PROBLEM STATEMENT >> Scan the listing below. Copy each line that contains "people".

----------

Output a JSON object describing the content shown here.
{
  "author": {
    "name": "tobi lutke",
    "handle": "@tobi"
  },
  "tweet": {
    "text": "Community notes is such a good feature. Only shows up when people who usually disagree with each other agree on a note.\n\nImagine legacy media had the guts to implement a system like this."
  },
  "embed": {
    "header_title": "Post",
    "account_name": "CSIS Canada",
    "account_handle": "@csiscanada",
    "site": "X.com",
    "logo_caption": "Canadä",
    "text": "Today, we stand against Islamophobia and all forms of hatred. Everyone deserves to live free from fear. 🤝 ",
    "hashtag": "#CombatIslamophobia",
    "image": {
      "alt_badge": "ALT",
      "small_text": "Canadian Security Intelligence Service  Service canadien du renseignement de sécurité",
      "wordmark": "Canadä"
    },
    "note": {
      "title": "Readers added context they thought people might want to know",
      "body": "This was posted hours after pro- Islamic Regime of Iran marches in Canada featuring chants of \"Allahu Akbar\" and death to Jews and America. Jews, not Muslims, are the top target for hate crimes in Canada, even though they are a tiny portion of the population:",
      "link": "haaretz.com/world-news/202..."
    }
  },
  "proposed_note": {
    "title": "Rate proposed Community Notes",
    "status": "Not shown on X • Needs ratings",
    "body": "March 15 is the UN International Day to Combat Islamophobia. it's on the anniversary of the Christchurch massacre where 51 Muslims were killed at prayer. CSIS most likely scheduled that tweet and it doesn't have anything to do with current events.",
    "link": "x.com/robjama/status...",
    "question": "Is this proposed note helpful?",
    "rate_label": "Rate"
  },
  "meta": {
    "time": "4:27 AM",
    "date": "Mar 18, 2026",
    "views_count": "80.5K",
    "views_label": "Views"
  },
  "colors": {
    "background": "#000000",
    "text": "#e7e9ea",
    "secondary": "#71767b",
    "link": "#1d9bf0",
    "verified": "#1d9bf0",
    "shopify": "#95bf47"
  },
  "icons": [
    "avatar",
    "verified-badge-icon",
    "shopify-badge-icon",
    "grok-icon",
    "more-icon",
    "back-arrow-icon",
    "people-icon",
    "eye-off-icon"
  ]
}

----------

SOLUTION TO THIS PROBLEM >>
    "text": "Community notes is such a good feature. Only shows up when people who usually disagree with each other agree on a note.\n\nImagine legacy media had the guts to implement a system like this."
      "title": "Readers added context they thought people might want to know",
    "people-icon",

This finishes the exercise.